A battle is brewing between the immediate past Inspector General of Police, Solomon Arase, and his successor, Ibrahim Idris, over the claim by Mr. Idris that his former boss went away with 24 police vehicles after he retired from service.
The Punch newspaper quoted Mr Idris as saying at a press conference, Sunday, that the 24 vehicles Mr Arase refused to return to the police included two bullet-proof BMW 7 series.
He also reportedly alleged that the deputy Inspector Generals who retired alongside Mr. Arase also left with between seven and eight cars each.
Mr. Idris told journalists in Abuja that a special investigation team was already probing the number of vehicles purchased by the police in the last three years and how they were distributed.
The acting Inspector General also said he had written to his predecessor and other recently retired senior police officers to return the vehicles in their possession.
“So, what I am telling you is that I have signed a directive to my SIP (I have a special investigation panel, I set it up). It is going to investigate all the vehicle purchases, contributions to the police and the distribution of those vehicles in the last three years; we are going to look into that.
“When I took over, there was no vehicle, even the vehicle I would use. I discovered the last IG went away with 24 vehicles; the DIGs, some of them eight, some of them seven. The IG’s vehicles included two BMW 7 series, one armoured; and he left me with an old car.
“The last time I followed the President with it, he was asking me, ‘what are you doing with this old car’ because if you see the headlight, the thing has changed colour, which means they parked it and rains and everything had fallen on it, but the new ones that were bought, he (Arase) went with all of them; they are part of the 24.
“I wrote back to him and said, we have a policy that says when a policeman retires, if you are an IG, AIG, a CP, you are entitled to some vehicles; please, the extra, return it. Four vehicles are enough for an average human being, but what will you even do with four vehicles; but he took 24 vehicles, including two BMW cars.
“I wrote to him (Arase), I wrote to the DIGs.”
He said he was baffled that cars that were parked at the force headquarters transport department disappeared just a week before he assumed duties as Inspector General.
“If you look through the windows of my former office and from the report from my (Force) transport officer, you would see cars but a week to the day I would resume, all these cars disappeared.”
However, Mr. Arase denied the allegation, describing it as a malicious propaganda.
He said Mr. Idris should focus on confronting the security challenges in the country instead of wasting time on “media propaganda.”
“What am I going to do with 24 cars? Do I want to open a car shop? This is a malicious accusation. There are ways of verifying issues rather than engaging in media propaganda,” The Punch quoted the former police boss as saying.
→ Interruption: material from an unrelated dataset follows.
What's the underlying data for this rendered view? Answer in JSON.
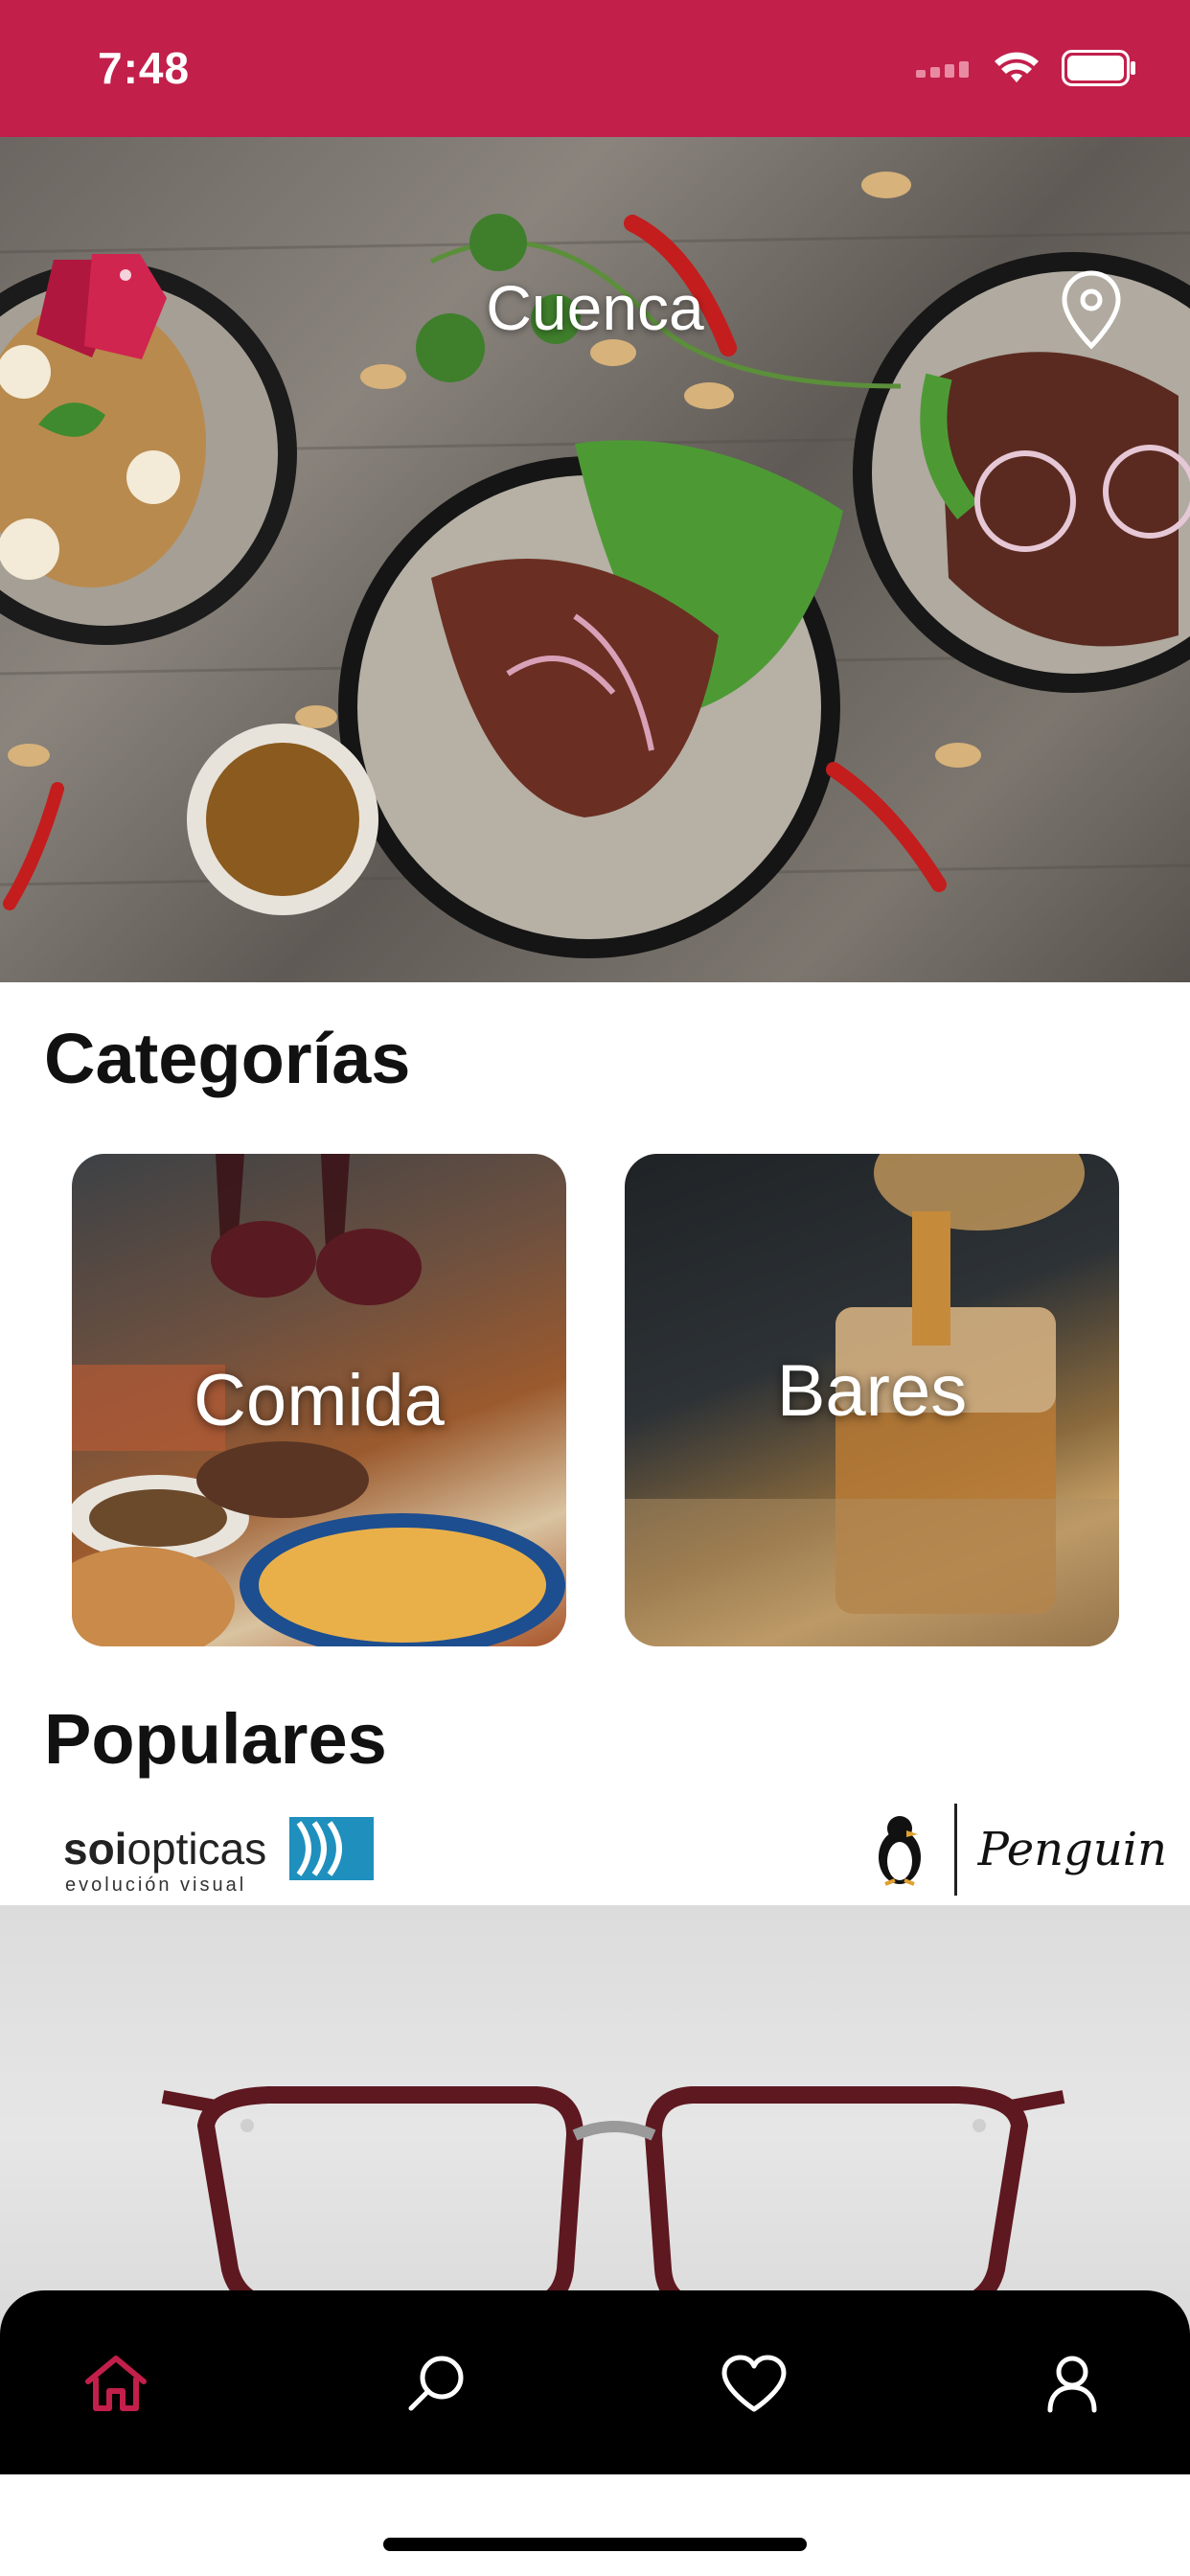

Meanwhile, Mr. Idris has vowed to investigate the complaints by some officers over unfair promotions and postings. He said he has set up a probe panel to investigate if the promotions were in line with the dictates of the police service commission.tweet